Scientists Discover How to Keep Plasma In Fusion Reactors Stable
In 2017, researchers made an enormous leap by moving one step closer to stable fusion nuclear energy. They discovered a way to stabilize plasma in fusion reactors, thus preventing temperatures and densities from oscillating.
It is believed that nuclear fusion is the answer to providing inexhaustible green energy just as long as researchers can control this kind of power source. And now, it seems that they are closer to stabilizing plasma in fusion reactors, even though it is through simulations!
Recently, a group of researchers in New Jersey at the US Department of Energy’s Princeton Plasma Physics Laboratory from the Princeton University ran several simulations, trying to stabilize plasma in fusion reactors. Lo and behold, they discovered a way to do it!
Plasma is one of the states of matter. If we talk about our typical situations on earth, plasma does not qualify as a liquid, solid, or gas matter.
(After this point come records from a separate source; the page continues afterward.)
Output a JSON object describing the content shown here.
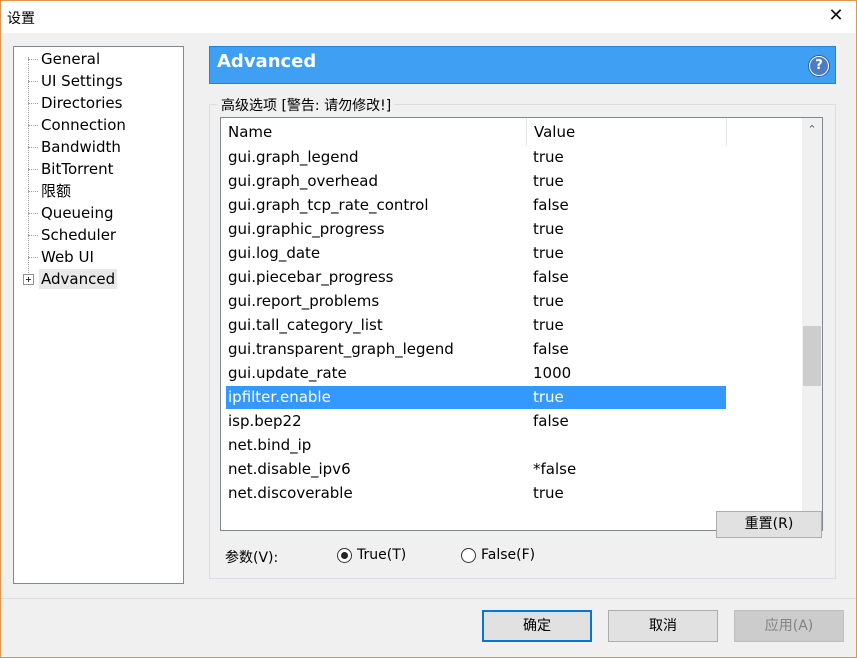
{
  "window": {
    "title": "设置",
    "close_glyph": "✕"
  },
  "sidebar": {
    "items": [
      {
        "label": "General"
      },
      {
        "label": "UI Settings"
      },
      {
        "label": "Directories"
      },
      {
        "label": "Connection"
      },
      {
        "label": "Bandwidth"
      },
      {
        "label": "BitTorrent"
      },
      {
        "label": "限额"
      },
      {
        "label": "Queueing"
      },
      {
        "label": "Scheduler"
      },
      {
        "label": "Web UI"
      },
      {
        "label": "Advanced",
        "selected": true,
        "expandable": true
      }
    ]
  },
  "banner": {
    "title": "Advanced",
    "help_glyph": "?"
  },
  "group": {
    "legend": "高级选项 [警告: 请勿修改!]"
  },
  "table": {
    "columns": [
      "Name",
      "Value"
    ],
    "rows": [
      {
        "name": "gui.graph_legend",
        "value": "true"
      },
      {
        "name": "gui.graph_overhead",
        "value": "true"
      },
      {
        "name": "gui.graph_tcp_rate_control",
        "value": "false"
      },
      {
        "name": "gui.graphic_progress",
        "value": "true"
      },
      {
        "name": "gui.log_date",
        "value": "true"
      },
      {
        "name": "gui.piecebar_progress",
        "value": "false"
      },
      {
        "name": "gui.report_problems",
        "value": "true"
      },
      {
        "name": "gui.tall_category_list",
        "value": "true"
      },
      {
        "name": "gui.transparent_graph_legend",
        "value": "false"
      },
      {
        "name": "gui.update_rate",
        "value": "1000"
      },
      {
        "name": "ipfilter.enable",
        "value": "true",
        "selected": true
      },
      {
        "name": "isp.bep22",
        "value": "false"
      },
      {
        "name": "net.bind_ip",
        "value": ""
      },
      {
        "name": "net.disable_ipv6",
        "value": "*false"
      },
      {
        "name": "net.discoverable",
        "value": "true"
      }
    ],
    "scroll_up_glyph": "⌃",
    "scroll_down_glyph": "⌄"
  },
  "param": {
    "label": "参数(V):",
    "true_label": "True(T)",
    "false_label": "False(F)",
    "selected": "true",
    "reset_label": "重置(R)"
  },
  "footer": {
    "ok_label": "确定",
    "cancel_label": "取消",
    "apply_label": "应用(A)"
  },
  "colors": {
    "banner": "#3f9ff3",
    "selection": "#3399ff",
    "window_border": "#e3964a"
  }
}
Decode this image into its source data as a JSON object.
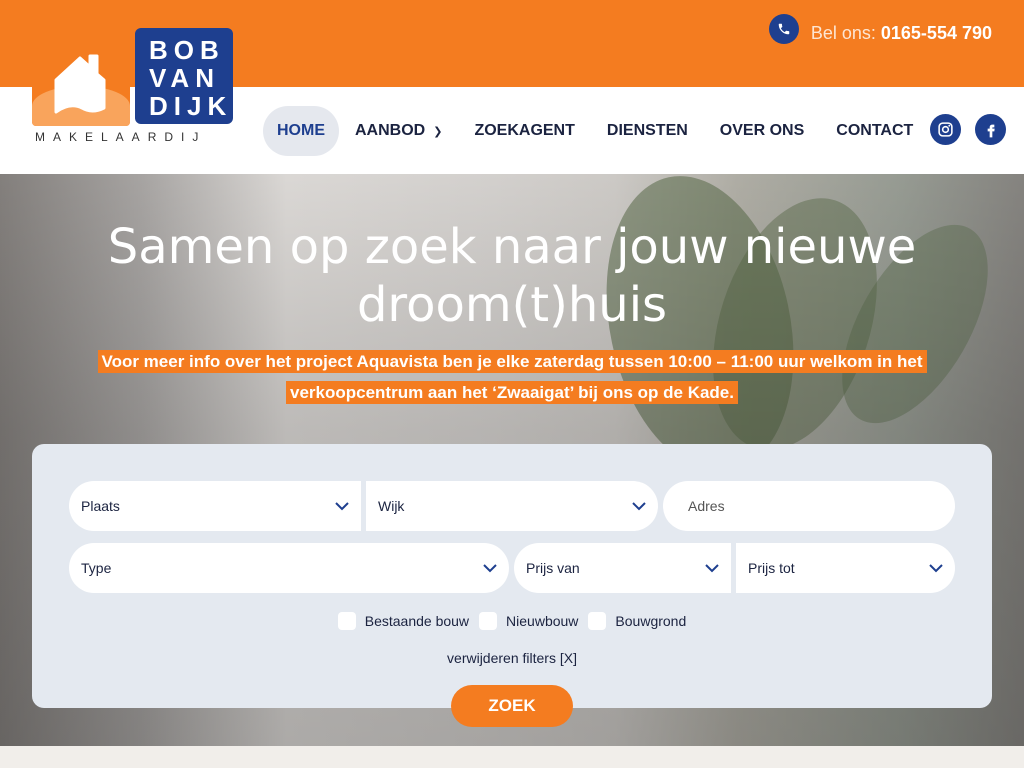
{
  "contact": {
    "label": "Bel ons:",
    "number": "0165-554 790"
  },
  "logo": {
    "line1": "BOB",
    "line2": "VAN",
    "line3": "DIJK",
    "sub": "MAKELAARDIJ"
  },
  "nav": {
    "home": "HOME",
    "aanbod": "AANBOD",
    "zoekagent": "ZOEKAGENT",
    "diensten": "DIENSTEN",
    "over": "OVER ONS",
    "contact": "CONTACT"
  },
  "hero": {
    "title_line1": "Samen op zoek naar jouw nieuwe",
    "title_line2": "droom(t)huis",
    "note": "Voor meer info over het project Aquavista ben je elke zaterdag tussen 10:00 – 11:00 uur welkom in het verkoopcentrum aan het ‘Zwaaigat’ bij ons op de Kade."
  },
  "search": {
    "plaats": "Plaats",
    "wijk": "Wijk",
    "adres_placeholder": "Adres",
    "type": "Type",
    "prijs_van": "Prijs van",
    "prijs_tot": "Prijs tot",
    "checks": [
      "Bestaande bouw",
      "Nieuwbouw",
      "Bouwgrond"
    ],
    "clear": "verwijderen filters [X]",
    "submit": "ZOEK"
  },
  "colors": {
    "accent": "#f47c20",
    "brand": "#1e3f8f"
  },
  "icons": [
    "phone-icon",
    "instagram-icon",
    "facebook-icon",
    "chevron-down-icon",
    "house-icon"
  ]
}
In the universe, it is found in abundance in stars.
On Earth, scientists are able to generate a plasma state that is formed in fusion reactors by highly charged particles. That said, it is quite a challenging process to stabilize the plasma.
More often than not, plasma is found oscillating in density and temperatures, and due to this, there is generally a halt in the nuclear fusion reaction — a process called sawtooth instability which occurs when the current becomes strong enough to destabilize and halt the reactions.
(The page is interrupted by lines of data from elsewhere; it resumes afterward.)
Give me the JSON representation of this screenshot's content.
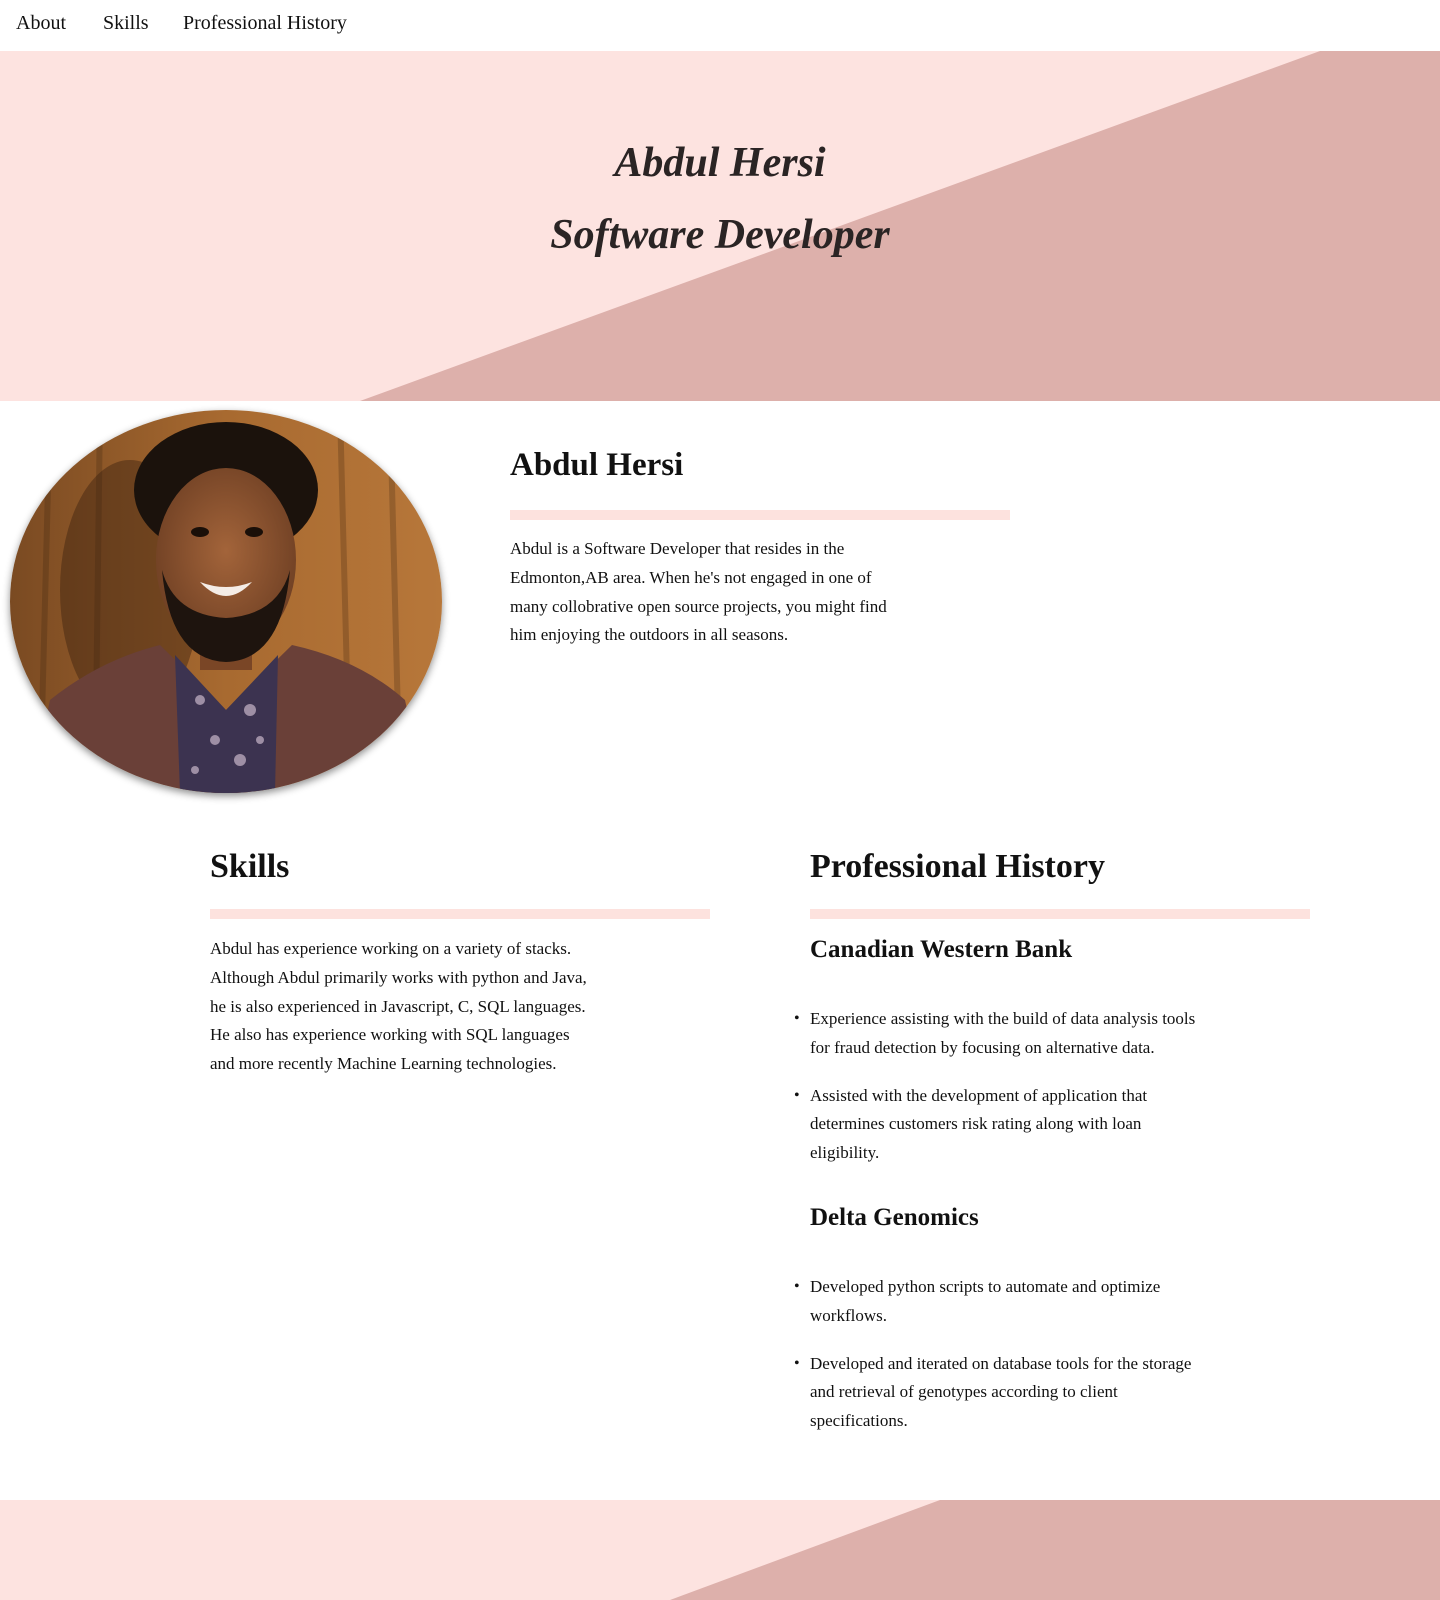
{
  "nav": {
    "items": [
      {
        "label": "About"
      },
      {
        "label": "Skills"
      },
      {
        "label": "Professional History"
      }
    ]
  },
  "hero": {
    "name": "Abdul Hersi",
    "role": "Software Developer",
    "colors": {
      "light": "#fde3e0",
      "dark": "#ddb0ab"
    }
  },
  "about": {
    "name": "Abdul Hersi",
    "lines": [
      "Abdul is a Software Developer that resides in the",
      "Edmonton,AB area. When he's not engaged in one of",
      "many collobrative open source projects, you might find",
      "him enjoying the outdoors in all seasons."
    ]
  },
  "skills": {
    "title": "Skills",
    "lines": [
      "Abdul has experience working on a variety of stacks.",
      "Although Abdul primarily works with python and Java,",
      "he is also experienced in Javascript, C, SQL languages.",
      "He also has experience working with SQL languages",
      "and more recently Machine Learning technologies."
    ]
  },
  "history": {
    "title": "Professional History",
    "jobs": [
      {
        "company": "Canadian Western Bank",
        "bullets": [
          {
            "lines": [
              "Experience assisting with the build of data analysis tools",
              "for fraud detection by focusing on alternative data."
            ]
          },
          {
            "lines": [
              "Assisted with the development of application that",
              "determines customers risk rating along with loan",
              "eligibility."
            ]
          }
        ]
      },
      {
        "company": "Delta Genomics",
        "bullets": [
          {
            "lines": [
              "Developed python scripts to automate and optimize",
              "workflows."
            ]
          },
          {
            "lines": [
              "Developed and iterated on database tools for the storage",
              "and retrieval of genotypes according to client",
              "specifications."
            ]
          }
        ]
      }
    ]
  },
  "colors": {
    "accent_rule": "#fde2de",
    "text": "#111111"
  }
}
However, the scientists in New Jersey might just have found a way to stabilize plasma through simulation in nuclear fusion reactors. Researchers followed the examples set by the stars in the universe and tried to replicate those same processes within several fusion reactors.
In the reactors, super-heated hydrogen atoms suspended in plasma, crash into each other, which results in the splitting of atoms into highly charged ions and electrons. The ions and electrons then fuse to form helium.
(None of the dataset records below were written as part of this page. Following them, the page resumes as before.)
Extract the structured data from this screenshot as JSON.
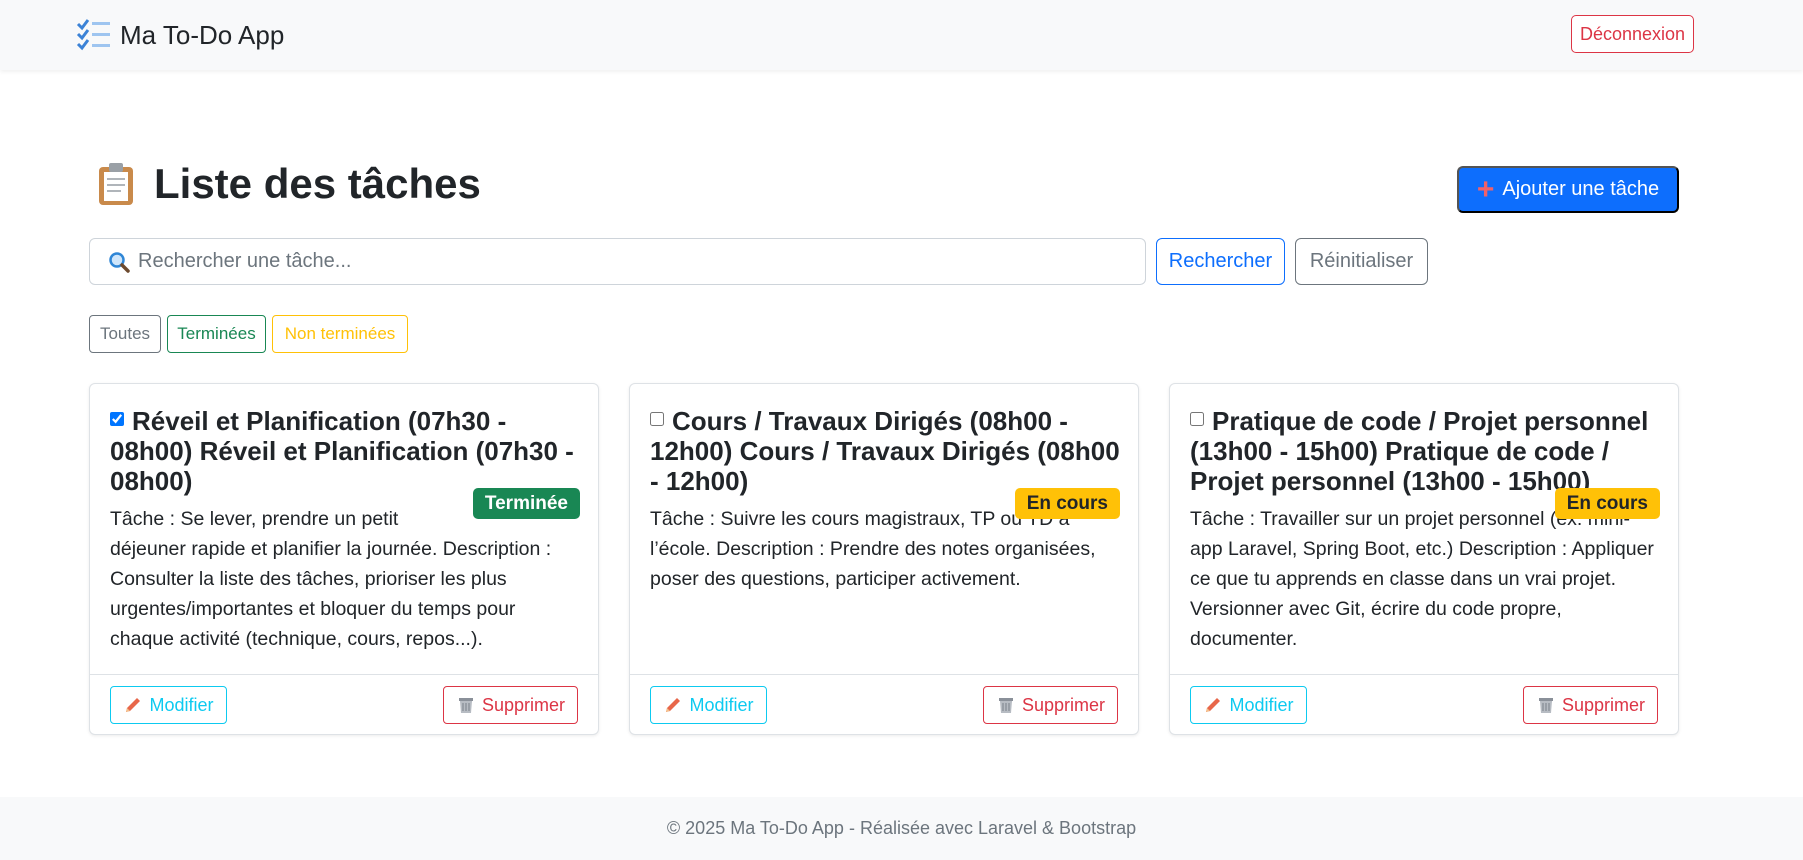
{
  "navbar": {
    "brand_icon": "checklist-icon",
    "brand": "Ma To-Do App",
    "logout_label": "Déconnexion"
  },
  "header": {
    "title_icon": "clipboard-icon",
    "title": "Liste des tâches",
    "add_icon": "plus-icon",
    "add_label": "Ajouter une tâche"
  },
  "search": {
    "icon": "search-icon",
    "placeholder": "Rechercher une tâche...",
    "value": "",
    "search_label": "Rechercher",
    "reset_label": "Réinitialiser"
  },
  "filters": [
    {
      "label": "Toutes"
    },
    {
      "label": "Terminées"
    },
    {
      "label": "Non terminées"
    }
  ],
  "tasks": [
    {
      "checked": true,
      "title": "Réveil et Planification (07h30 - 08h00) Réveil et Planification (07h30 - 08h00)",
      "status": "Terminée",
      "description": "Tâche : Se lever, prendre un petit déjeuner rapide et planifier la journée. Description : Consulter la liste des tâches, prioriser les plus urgentes/importantes et bloquer du temps pour chaque activité (technique, cours, repos...).",
      "edit_label": "Modifier",
      "delete_label": "Supprimer"
    },
    {
      "checked": false,
      "title": "Cours / Travaux Dirigés (08h00 - 12h00) Cours / Travaux Dirigés (08h00 - 12h00)",
      "status": "En cours",
      "description": "Tâche : Suivre les cours magistraux, TP ou TD à l’école. Description : Prendre des notes organisées, poser des questions, participer activement.",
      "edit_label": "Modifier",
      "delete_label": "Supprimer"
    },
    {
      "checked": false,
      "title": "Pratique de code / Projet personnel (13h00 - 15h00) Pratique de code / Projet personnel (13h00 - 15h00)",
      "status": "En cours",
      "description": "Tâche : Travailler sur un projet personnel (ex: mini-app Laravel, Spring Boot, etc.) Description : Appliquer ce que tu apprends en classe dans un vrai projet. Versionner avec Git, écrire du code propre, documenter.",
      "edit_label": "Modifier",
      "delete_label": "Supprimer"
    }
  ],
  "footer": {
    "text": "© 2025 Ma To-Do App - Réalisée avec Laravel & Bootstrap"
  },
  "colors": {
    "primary": "#0d6efd",
    "success": "#198754",
    "warning": "#ffc107",
    "danger": "#dc3545",
    "info": "#0dcaf0",
    "secondary": "#6c757d"
  }
}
This process generates high amounts of heat and energy that can be harnessed for the production of electricity.
To keep the current in the core of the plasma, the reactor makes use of a magnetic flux pumping mechanism. This also keeps some of the plasmas stable to keep the reactions going rather than halting it.
If we go by the latest simulations, two hybrid scenarios can prompt magnetic flux pumping. One scenario is where the plasma is stable (H-mode) while the other scenario is in which the plasma leaks some kind of energy (L-mode).
In the PPPL simulations, the flux pumping was developed with a hybrid scenario where the current remains flat in the plasma core and the pressure of the plasma is sufficiently high. The combination results in a ‘quasi-interchange mode’ that mixes up the plasma while deforming the magnetic field.
This mixing effect ensures that the current maintains flatness while avoiding the possibility of sawtooth instability formation.
This research was led by Isabel Krebs, post-doctoral research associate, who talked about the future applications of this discovery saying, "This mechanism may be of considerable interest for future large-scale fusion experiments such as ITER.”
Clearly, this breakthrough in the stabilizing of plasma is a step in the right direction towards going green in the future.
Details of this new research have been published in the Physics of Plasma journal.